App'x 238, 241 (5th Cir. 2013) (per curiam) (quoting
City of Clinton, Ark. v. Pilgrim's Pride Corp.,
632 F.3d 148, 152-53 (5th Cir. 2010) (internal quotation
plaintiff to prevail on a design defect claim in Mississippi,
she must prove the following elements, as summarized by the
Mississippi Supreme Court, by a preponderance of the
The danger presented by the product's design was known or
should have been known to the manufacturer [or seller] (i.e.,
the danger was foreseeable); (2) the product failed to
function as expected (as a result of a design
characteristic); (3) an alternative design existed that would
not impair the product's usefulness or desirability; and
(4) the alternative design would have to a reasonable
probability prevented the harm.
Phillips 66 Co. v. Lofton, 94 So.3d 1051, 1060
(Miss. 2012) (quoting Williams v. Bennett, 921 So.2d
1269, 1274 (Miss. 2006) (internal quotation marks omitted));
Miss. Code Ann. § 11-1- 63(a)(1)(i), (iii), (f)(i)-(ii).
Plaintiff's design defect claim, as plead, satisfies the
above standard because she alleges each element of a design
defect claim under the MPLA. The Plaintiff alleges several
defects in the design of the pressure cooker, including
defects in the steam release valve, the cooker lid, and the
lid locking mechanism, and that the pressure cooker failed to
function as expected. See Austin v. Bayer Pharms.
Corp., No. 5:13CV28, 2013 WL 5406589, at *5 (S.D.Miss.
Sept. 25, 2013) (in a design defect claim, plaintiff must
identify some defect in design of product to survive Rule
12(b)(6) motion to dismiss); Adams v. Energizer Holdings,
Inc., No. 3:12CV797, 2013 WL 179137 3, at *2 (S.D.Miss.
Apr. 19, 2013); Deese v. Immunex Corp., No.

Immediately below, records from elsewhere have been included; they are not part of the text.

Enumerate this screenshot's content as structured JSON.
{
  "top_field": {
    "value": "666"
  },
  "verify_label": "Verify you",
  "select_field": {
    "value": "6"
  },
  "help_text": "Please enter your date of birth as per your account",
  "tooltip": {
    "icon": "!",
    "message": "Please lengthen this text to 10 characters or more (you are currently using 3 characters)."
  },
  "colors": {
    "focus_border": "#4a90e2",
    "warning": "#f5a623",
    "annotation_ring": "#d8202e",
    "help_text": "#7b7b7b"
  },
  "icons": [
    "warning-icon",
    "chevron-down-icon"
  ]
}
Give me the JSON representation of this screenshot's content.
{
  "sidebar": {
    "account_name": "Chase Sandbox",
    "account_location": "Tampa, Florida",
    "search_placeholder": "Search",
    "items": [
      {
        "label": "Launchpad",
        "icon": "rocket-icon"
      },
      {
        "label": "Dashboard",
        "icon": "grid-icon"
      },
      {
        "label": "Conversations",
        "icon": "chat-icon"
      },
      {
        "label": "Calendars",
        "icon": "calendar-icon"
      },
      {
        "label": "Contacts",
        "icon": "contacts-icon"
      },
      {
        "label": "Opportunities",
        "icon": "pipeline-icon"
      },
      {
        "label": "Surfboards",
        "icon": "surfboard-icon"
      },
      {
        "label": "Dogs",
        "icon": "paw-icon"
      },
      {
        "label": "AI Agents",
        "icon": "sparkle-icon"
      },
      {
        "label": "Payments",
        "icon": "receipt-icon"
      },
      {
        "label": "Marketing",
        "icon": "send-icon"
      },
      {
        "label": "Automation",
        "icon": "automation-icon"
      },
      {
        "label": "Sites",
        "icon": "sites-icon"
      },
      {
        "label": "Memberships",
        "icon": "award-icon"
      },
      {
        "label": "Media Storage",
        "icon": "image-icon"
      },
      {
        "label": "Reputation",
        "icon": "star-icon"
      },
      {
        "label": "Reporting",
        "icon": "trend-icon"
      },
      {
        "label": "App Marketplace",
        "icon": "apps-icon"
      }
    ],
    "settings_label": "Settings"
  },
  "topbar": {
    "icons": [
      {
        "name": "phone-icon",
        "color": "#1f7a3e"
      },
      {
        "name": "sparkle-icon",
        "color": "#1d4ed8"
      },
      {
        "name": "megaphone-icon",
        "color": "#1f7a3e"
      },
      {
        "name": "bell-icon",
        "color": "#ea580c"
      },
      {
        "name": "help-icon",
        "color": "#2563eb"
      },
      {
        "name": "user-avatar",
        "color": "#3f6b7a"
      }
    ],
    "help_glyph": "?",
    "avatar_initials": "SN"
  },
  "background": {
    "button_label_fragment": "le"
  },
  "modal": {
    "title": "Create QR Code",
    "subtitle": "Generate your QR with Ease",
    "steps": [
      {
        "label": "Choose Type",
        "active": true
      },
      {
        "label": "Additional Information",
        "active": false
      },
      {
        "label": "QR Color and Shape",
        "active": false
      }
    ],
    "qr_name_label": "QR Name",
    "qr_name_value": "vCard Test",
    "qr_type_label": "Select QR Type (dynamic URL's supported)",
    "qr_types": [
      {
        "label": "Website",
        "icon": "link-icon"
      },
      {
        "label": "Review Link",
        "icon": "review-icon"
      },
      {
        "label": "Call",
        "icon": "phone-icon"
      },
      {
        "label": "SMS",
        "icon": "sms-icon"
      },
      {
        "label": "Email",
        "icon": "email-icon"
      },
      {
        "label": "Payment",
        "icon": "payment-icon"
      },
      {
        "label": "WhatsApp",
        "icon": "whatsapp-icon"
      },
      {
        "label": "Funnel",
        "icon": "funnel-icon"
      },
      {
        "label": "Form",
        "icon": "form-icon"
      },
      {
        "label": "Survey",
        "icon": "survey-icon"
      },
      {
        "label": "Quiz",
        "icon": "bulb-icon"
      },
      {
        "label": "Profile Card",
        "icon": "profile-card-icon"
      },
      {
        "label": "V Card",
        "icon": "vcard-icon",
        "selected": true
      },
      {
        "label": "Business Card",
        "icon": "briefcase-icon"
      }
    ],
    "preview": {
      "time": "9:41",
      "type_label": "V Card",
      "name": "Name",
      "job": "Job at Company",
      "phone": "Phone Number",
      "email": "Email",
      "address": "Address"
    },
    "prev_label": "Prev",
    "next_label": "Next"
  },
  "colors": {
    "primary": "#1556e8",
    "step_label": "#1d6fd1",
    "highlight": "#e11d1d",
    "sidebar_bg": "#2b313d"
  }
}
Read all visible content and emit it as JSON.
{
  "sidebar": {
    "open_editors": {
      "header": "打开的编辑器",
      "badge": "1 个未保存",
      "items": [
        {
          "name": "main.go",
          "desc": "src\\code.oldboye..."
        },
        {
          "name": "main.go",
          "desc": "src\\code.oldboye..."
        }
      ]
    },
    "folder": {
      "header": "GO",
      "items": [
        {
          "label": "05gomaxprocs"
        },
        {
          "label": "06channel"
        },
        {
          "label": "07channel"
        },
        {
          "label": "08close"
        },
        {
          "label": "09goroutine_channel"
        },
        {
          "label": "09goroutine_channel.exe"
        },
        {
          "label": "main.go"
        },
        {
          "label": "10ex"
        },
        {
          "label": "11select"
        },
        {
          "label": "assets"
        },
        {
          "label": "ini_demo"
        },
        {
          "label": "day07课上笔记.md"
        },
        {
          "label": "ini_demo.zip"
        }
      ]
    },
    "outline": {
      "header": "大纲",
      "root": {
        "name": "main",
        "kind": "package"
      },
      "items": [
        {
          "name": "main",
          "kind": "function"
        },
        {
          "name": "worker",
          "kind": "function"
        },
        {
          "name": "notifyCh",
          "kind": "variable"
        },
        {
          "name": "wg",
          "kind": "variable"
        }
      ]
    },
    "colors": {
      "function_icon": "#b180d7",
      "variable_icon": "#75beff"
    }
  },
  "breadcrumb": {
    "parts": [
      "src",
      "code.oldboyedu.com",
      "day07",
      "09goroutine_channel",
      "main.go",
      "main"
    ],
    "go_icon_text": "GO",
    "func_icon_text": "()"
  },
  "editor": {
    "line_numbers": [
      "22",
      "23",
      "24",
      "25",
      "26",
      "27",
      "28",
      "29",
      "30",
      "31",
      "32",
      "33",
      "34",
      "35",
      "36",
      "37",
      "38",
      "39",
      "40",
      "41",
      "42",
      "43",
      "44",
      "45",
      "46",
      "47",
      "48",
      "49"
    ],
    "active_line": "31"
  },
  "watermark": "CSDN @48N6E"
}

3:11-CV-373-DPJ-FKB, 2012 WL 463722, at *3 (S.D.Miss. Feb.
13, 2012). The Plaintiff also alleges that the defect
proximately caused the injury for which she is seeking
recovery. See Adams, 2013 WL 1791373, at *2 (in a
design defect claim, plaintiff must allege that the alleged
defect proximately caused the harm for which recovery is
sought); Chatman v. Pfizer, Inc., No. 5:11CV69, 2013
WL 1305506, at *4 (S. D. Miss. Mar. 28, 2013). Finally,
Plaintiff alleges that a feasible design alternative existed
that would have to a reasonable probability prevented the
harm. See Adams, 2013 WL 1791373, at *2 (in a design
defect claim, plaintiff must allege that a feasible
alternative design exists); Chatman, 2013 WL
1305506, at *4. Because the Plaintiff filed an amended
complaint, curing any potential pleading defects in her
original complaint by sufficiently alleging a design defect
claim under Mississippi law, the moving Defendants'
motion to dismiss is denied as moot.
of the reasons fully explained above, the moving
Defendants' Motion to Dismiss  is DENIED as MOOT
without prejudice to refiling of the same.